Many imagine love as an inexpressible never-ending story that makes them feel joyous, dreamy, and special. Though their impression may be deceived after their first heart break, most continue to look for that fairy tale love story, while others give up anticipating love. This sole perspective is clearly seen in John Donne's poem The Broken Heart. Throughout of the poem, the speaker uses imagery to convey the brutality, betrayal, and misery of love. .
The speaker uses metaphors and personification to show the ferociousness of love. He compares love to a vicious animal that shows no mercy. This is clearly seen when the narrator talks about the all-consuming nature of love. He uses imagery to describe how love devours the heart completely. Though many do not think of love as a living being, the speaker says that love swallows people whole without even chewing. "He swallows us, and never chaws He is the tyrant pike, our hearts the fry (Donne, lines 14 and 16)." This quote shows how love abruptly destroys ones life in a matter of seconds. When something is chewed, flavors are savored and slowly converted into something easy to swallow and easy to digest. On the contrary, when something is swallowed without being chewed, it is immediately gone without leaving time to retrace its path. "He is he tyrant pike, our hearts the fry" shows this brusqueness of the heart being devoured so quickly that the individual are unable to understand what brought it about. As a result the speaker feels dejected by the fact that love did not give his heart a chance to grasp the experience. .

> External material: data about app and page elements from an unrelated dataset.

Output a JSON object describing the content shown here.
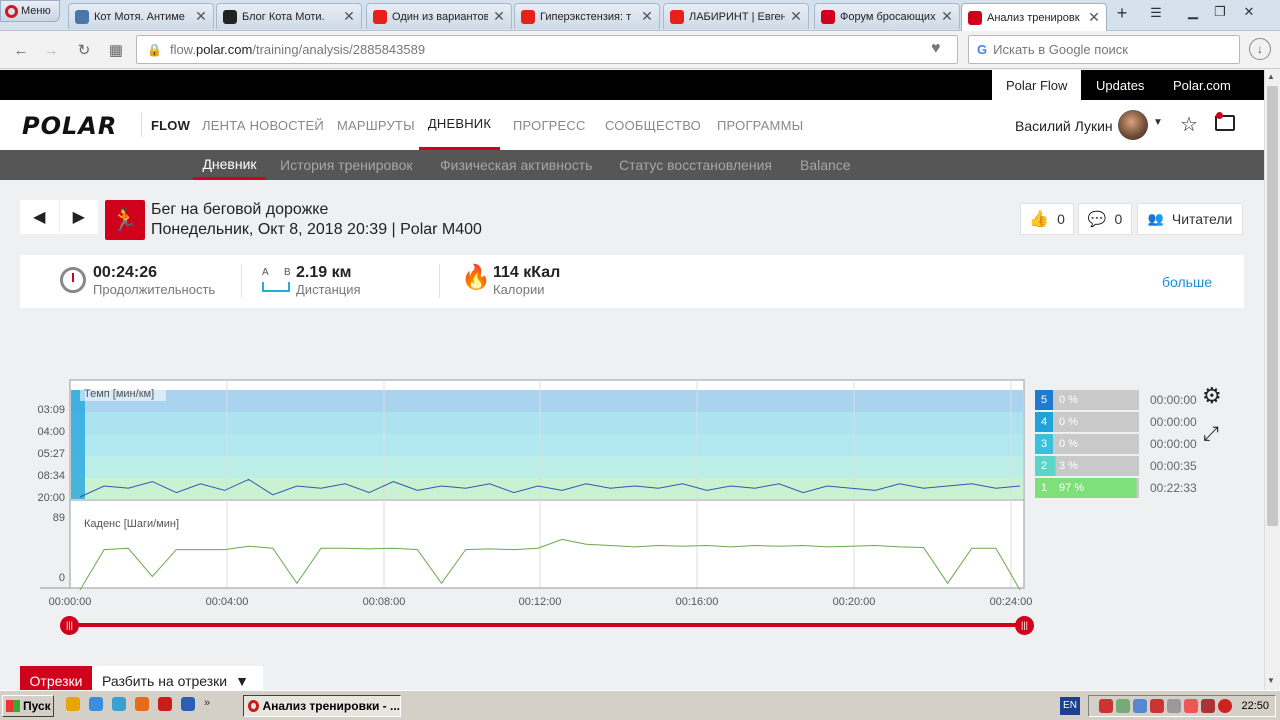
{
  "browser": {
    "menu_label": "Меню",
    "tabs": [
      {
        "title": "Кот Мотя. Антиме",
        "favicon": "vk-icon",
        "color": "#4a76a8"
      },
      {
        "title": "Блог Кота Моти.",
        "favicon": "cat-icon",
        "color": "#222222"
      },
      {
        "title": "Один из вариантов",
        "favicon": "youtube-icon",
        "color": "#e62117"
      },
      {
        "title": "Гиперэкстензия: т",
        "favicon": "youtube-icon",
        "color": "#e62117"
      },
      {
        "title": "ЛАБИРИНТ | Евген",
        "favicon": "youtube-icon",
        "color": "#e62117"
      },
      {
        "title": "Форум бросающих",
        "favicon": "forum-icon",
        "color": "#d0021b"
      },
      {
        "title": "Анализ тренировк",
        "favicon": "polar-icon",
        "color": "#d0021b",
        "active": true
      }
    ],
    "url_host": "flow.polar.com",
    "url_path": "/training/analysis/2885843589",
    "url_prefix": "flow.",
    "url_domain": "polar.com",
    "search_placeholder": "Искать в Google поиск"
  },
  "topstrip": {
    "links": [
      "Polar Flow",
      "Updates",
      "Polar.com"
    ]
  },
  "nav": {
    "logo": "POLAR",
    "flow": "FLOW",
    "items": [
      "ЛЕНТА НОВОСТЕЙ",
      "МАРШРУТЫ",
      "ДНЕВНИК",
      "ПРОГРЕСС",
      "СООБЩЕСТВО",
      "ПРОГРАММЫ"
    ],
    "user": "Василий Лукин"
  },
  "subnav": {
    "items": [
      "Дневник",
      "История тренировок",
      "Физическая активность",
      "Статус восстановления",
      "Balance"
    ]
  },
  "session": {
    "sport": "Бег на беговой дорожке",
    "date": "Понедельник, Окт 8, 2018 20:39 | Polar M400",
    "likes": "0",
    "comments": "0",
    "readers": "Читатели"
  },
  "summary": {
    "duration": {
      "value": "00:24:26",
      "label": "Продолжительность"
    },
    "distance": {
      "value": "2.19 км",
      "label": "Дистанция",
      "a": "A",
      "b": "B"
    },
    "calories": {
      "value": "114 кКал",
      "label": "Калории"
    },
    "more": "больше"
  },
  "chart_data": [
    {
      "type": "line",
      "title": "Темп [мин/км]",
      "y_ticks": [
        "03:09",
        "04:00",
        "05:27",
        "08:34",
        "20:00"
      ],
      "x_ticks": [
        "00:00:00",
        "00:04:00",
        "00:08:00",
        "00:12:00",
        "00:16:00",
        "00:20:00",
        "00:24:00"
      ],
      "series": [
        {
          "values": [
            10.0,
            10.5,
            10.4,
            10.7,
            10.2,
            10.6,
            10.3,
            10.8,
            10.1,
            10.5,
            10.4,
            10.6,
            10.2,
            10.7,
            10.3,
            10.5,
            10.4,
            10.6,
            10.2,
            10.5,
            10.3,
            10.6,
            10.4,
            10.5,
            10.4,
            10.6,
            10.3,
            10.5,
            10.4,
            10.6,
            10.2,
            10.5,
            10.4,
            10.3,
            10.6,
            10.4,
            10.5,
            10.6,
            10.4,
            10.5
          ]
        }
      ]
    },
    {
      "type": "line",
      "title": "Каденс [Шаги/мин]",
      "y_ticks": [
        "89",
        "0"
      ],
      "series": [
        {
          "values": [
            0,
            60,
            62,
            20,
            60,
            60,
            60,
            65,
            62,
            10,
            62,
            62,
            61,
            62,
            60,
            10,
            60,
            61,
            60,
            62,
            75,
            68,
            66,
            64,
            66,
            65,
            66,
            64,
            66,
            65,
            66,
            64,
            65,
            66,
            64,
            63,
            10,
            62,
            62,
            0
          ]
        }
      ]
    }
  ],
  "zones": [
    {
      "n": "5",
      "pct": "0 %",
      "time": "00:00:00",
      "color": "#1f7bd0",
      "fill": 0
    },
    {
      "n": "4",
      "pct": "0 %",
      "time": "00:00:00",
      "color": "#21a2d8",
      "fill": 0
    },
    {
      "n": "3",
      "pct": "0 %",
      "time": "00:00:00",
      "color": "#38c1dc",
      "fill": 0
    },
    {
      "n": "2",
      "pct": "3 %",
      "time": "00:00:35",
      "color": "#5cd4c8",
      "fill": 0.03
    },
    {
      "n": "1",
      "pct": "97 %",
      "time": "00:22:33",
      "color": "#7de07a",
      "fill": 0.97
    }
  ],
  "segments": {
    "tab": "Отрезки",
    "split": "Разбить на отрезки"
  },
  "taskbar": {
    "start": "Пуск",
    "task": "Анализ тренировки - ...",
    "lang": "EN",
    "clock": "22:50"
  }
}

An example of how the speaker felt deceived by love is seen when he illustrates his experience in a melancholy way. He describes love as a to way street but for him it was a one way thing where he received nothing in return. Some say the more you give the more you receive, but when the speaker gave his heart to someone, the other person took but did not give anything in return.